Recorded data:
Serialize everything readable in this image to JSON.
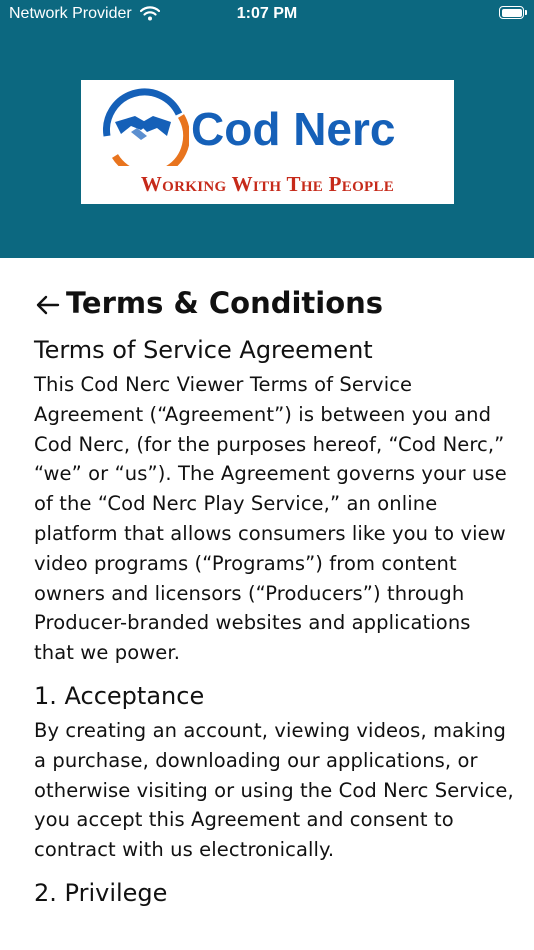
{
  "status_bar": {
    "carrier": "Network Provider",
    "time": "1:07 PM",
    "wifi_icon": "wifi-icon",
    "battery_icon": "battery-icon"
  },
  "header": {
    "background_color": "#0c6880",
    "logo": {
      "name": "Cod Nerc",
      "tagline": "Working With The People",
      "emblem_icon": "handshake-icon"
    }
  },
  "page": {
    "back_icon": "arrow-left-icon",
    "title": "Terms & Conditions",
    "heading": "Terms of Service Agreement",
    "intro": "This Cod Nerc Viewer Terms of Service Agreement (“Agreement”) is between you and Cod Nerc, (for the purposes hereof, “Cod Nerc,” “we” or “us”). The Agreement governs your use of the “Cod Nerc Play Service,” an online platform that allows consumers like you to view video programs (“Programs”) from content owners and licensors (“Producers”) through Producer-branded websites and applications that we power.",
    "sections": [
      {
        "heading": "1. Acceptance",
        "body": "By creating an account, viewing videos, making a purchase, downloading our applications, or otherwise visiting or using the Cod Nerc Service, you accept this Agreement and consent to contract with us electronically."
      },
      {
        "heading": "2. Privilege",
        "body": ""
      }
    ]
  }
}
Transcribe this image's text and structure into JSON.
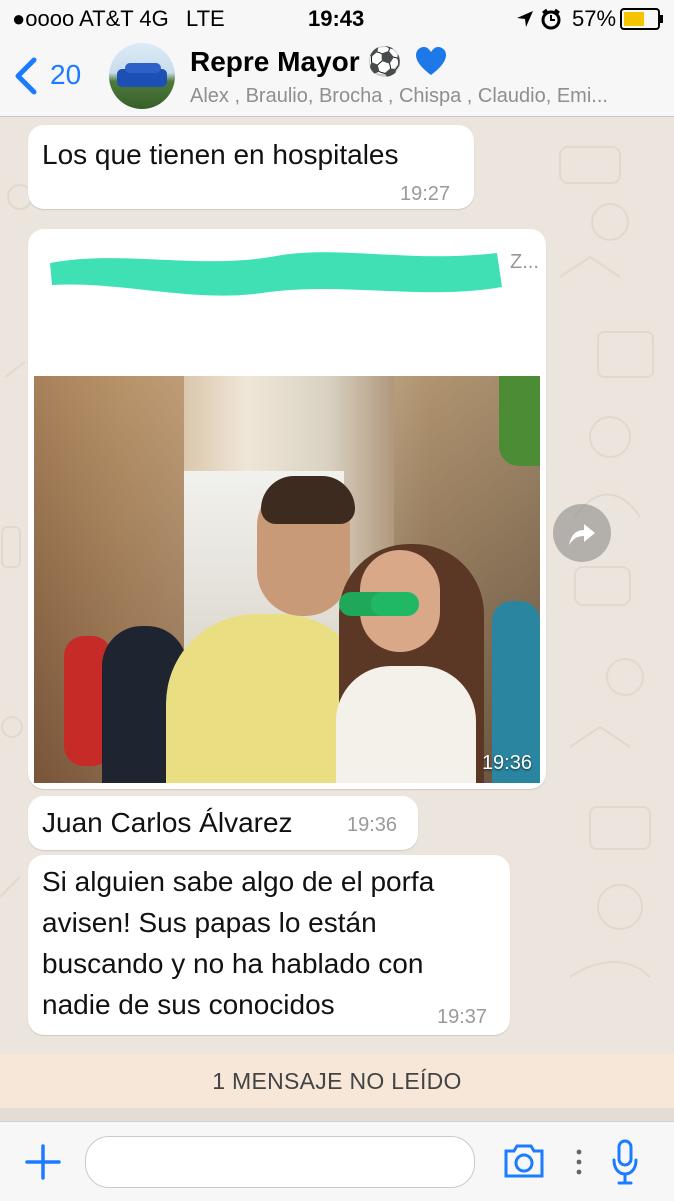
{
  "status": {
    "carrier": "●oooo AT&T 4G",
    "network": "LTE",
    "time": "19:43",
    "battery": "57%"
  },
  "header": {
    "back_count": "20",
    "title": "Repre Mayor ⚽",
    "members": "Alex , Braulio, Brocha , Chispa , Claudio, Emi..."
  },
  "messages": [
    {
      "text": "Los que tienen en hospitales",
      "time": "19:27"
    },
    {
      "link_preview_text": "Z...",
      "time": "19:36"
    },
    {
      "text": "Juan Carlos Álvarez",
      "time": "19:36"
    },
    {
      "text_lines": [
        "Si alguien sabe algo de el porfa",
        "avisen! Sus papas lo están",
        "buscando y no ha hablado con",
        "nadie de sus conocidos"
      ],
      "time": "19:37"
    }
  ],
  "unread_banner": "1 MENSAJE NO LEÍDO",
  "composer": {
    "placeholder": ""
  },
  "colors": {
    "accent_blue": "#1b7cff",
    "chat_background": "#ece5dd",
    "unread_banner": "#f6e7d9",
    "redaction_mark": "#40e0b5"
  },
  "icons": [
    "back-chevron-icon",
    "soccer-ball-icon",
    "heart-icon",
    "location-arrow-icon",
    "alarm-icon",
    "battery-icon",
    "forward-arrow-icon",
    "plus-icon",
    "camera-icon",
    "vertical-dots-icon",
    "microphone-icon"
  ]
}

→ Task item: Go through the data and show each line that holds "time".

→ Your solution:
    "time": "1:07 PM",
    "time": "19:43",
      "time": "19:27"
      "time": "19:36"
      "time": "19:36"
      "time": "19:37"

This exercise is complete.